Top of Dataset records

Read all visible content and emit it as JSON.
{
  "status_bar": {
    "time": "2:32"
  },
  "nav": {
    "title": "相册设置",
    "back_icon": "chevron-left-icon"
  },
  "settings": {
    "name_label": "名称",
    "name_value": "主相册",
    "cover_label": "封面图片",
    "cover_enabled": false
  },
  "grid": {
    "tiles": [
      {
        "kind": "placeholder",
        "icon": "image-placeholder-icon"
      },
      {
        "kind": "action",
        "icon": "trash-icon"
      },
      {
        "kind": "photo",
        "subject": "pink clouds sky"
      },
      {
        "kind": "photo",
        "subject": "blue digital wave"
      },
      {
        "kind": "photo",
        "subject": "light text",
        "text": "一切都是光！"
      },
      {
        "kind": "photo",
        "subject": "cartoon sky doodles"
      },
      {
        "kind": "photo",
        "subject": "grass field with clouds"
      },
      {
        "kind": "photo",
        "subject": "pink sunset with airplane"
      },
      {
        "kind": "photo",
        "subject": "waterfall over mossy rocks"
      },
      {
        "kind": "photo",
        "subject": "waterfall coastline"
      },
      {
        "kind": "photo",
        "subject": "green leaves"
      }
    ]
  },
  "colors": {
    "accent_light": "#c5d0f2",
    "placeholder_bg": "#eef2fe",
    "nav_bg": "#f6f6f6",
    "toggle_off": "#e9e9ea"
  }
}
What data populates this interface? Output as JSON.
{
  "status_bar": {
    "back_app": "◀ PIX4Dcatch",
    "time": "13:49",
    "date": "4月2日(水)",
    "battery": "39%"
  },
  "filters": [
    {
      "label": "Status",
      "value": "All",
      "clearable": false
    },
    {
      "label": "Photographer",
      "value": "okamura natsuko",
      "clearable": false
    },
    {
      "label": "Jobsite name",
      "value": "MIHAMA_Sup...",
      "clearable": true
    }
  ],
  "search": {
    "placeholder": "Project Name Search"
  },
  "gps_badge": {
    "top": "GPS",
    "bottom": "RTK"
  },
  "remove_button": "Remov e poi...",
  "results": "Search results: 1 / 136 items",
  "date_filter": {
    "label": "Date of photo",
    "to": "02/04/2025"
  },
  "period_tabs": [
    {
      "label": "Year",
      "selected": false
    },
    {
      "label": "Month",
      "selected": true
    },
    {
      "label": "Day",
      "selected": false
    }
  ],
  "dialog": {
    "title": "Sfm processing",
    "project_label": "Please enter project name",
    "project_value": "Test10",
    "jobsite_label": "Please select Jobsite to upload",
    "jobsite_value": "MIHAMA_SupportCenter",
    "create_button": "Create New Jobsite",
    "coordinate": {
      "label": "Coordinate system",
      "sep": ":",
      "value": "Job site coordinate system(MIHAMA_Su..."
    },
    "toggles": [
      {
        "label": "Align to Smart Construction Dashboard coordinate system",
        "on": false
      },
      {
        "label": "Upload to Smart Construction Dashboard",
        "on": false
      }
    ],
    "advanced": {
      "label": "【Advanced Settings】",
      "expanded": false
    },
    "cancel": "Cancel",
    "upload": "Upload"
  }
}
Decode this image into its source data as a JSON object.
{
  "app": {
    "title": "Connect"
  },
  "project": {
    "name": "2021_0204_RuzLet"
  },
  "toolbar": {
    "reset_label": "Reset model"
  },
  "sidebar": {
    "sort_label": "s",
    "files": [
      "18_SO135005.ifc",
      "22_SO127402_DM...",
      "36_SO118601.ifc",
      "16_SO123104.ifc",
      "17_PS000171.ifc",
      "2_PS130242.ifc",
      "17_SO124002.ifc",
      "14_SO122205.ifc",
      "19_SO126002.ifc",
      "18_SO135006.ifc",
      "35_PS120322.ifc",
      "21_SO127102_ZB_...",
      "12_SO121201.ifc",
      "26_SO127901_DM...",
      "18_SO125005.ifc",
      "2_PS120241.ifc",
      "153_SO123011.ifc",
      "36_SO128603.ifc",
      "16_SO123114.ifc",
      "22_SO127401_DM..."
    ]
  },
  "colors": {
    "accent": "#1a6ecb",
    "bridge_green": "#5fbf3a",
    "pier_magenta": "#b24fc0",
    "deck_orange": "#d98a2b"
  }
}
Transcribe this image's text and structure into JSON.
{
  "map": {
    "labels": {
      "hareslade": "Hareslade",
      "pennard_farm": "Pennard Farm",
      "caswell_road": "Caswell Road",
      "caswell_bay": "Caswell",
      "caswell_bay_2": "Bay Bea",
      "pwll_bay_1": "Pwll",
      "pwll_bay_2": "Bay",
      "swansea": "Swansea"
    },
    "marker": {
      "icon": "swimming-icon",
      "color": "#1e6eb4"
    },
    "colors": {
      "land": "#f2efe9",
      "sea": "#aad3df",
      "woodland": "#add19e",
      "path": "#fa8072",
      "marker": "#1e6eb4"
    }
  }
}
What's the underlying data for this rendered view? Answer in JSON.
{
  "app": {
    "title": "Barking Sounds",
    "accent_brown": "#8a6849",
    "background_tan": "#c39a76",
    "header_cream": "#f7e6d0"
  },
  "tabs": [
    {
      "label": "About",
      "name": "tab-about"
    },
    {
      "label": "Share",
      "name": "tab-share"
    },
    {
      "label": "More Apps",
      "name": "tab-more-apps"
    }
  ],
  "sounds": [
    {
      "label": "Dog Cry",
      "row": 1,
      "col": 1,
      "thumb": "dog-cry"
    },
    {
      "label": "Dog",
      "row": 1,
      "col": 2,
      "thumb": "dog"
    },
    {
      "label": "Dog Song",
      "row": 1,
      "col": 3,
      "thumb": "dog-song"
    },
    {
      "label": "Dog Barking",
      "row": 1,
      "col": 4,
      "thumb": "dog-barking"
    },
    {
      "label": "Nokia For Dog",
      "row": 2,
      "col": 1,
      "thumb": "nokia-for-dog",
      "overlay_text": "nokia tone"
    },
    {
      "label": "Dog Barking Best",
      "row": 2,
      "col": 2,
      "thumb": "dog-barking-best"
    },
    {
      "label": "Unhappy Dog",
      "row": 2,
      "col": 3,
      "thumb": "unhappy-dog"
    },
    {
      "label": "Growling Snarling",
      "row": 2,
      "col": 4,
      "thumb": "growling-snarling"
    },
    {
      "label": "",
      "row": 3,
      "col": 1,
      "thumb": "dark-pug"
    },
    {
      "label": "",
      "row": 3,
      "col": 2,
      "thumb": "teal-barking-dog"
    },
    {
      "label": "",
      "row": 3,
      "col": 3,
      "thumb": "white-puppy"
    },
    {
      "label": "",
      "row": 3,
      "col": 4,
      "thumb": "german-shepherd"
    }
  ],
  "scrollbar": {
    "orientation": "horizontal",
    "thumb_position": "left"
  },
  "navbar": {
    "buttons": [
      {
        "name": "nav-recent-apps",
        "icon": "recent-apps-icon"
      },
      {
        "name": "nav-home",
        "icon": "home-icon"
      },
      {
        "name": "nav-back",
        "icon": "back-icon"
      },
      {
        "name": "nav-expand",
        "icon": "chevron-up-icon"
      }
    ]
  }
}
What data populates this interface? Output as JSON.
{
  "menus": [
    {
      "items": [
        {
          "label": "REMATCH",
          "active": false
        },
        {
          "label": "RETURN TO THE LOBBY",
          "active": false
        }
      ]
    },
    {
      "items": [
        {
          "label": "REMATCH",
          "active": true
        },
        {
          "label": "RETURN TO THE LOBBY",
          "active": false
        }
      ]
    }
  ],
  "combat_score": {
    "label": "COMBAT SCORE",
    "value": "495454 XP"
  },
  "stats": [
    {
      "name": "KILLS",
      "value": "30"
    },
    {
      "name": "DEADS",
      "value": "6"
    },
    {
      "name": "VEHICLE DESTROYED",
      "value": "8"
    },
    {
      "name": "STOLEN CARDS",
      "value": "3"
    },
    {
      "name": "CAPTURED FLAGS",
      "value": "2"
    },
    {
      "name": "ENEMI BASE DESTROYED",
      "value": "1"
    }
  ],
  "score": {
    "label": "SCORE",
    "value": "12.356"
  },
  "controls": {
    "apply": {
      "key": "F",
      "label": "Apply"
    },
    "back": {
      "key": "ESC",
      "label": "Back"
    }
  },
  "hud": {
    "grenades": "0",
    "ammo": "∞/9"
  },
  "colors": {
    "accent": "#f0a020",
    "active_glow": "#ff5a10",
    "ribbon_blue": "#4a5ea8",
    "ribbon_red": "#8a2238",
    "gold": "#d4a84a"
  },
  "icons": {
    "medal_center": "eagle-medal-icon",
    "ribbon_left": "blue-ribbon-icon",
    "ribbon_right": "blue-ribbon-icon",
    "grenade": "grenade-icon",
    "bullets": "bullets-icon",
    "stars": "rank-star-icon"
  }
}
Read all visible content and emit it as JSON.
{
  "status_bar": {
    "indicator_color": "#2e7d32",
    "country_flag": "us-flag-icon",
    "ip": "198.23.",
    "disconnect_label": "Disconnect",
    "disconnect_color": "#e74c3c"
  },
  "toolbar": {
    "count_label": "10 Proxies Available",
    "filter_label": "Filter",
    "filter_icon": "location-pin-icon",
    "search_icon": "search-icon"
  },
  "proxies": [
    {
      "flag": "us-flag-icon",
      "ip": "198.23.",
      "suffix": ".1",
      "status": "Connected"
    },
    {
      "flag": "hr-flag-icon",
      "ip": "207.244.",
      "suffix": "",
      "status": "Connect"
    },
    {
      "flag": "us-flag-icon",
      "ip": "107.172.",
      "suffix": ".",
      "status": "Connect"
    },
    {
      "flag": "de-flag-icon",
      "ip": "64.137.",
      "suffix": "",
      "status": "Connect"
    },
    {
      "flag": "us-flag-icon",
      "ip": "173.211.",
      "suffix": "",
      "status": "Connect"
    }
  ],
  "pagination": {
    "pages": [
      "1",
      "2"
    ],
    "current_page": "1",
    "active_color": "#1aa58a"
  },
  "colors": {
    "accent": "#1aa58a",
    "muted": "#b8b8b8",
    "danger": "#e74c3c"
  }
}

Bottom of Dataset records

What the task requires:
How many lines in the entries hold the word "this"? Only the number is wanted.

Completed task:
5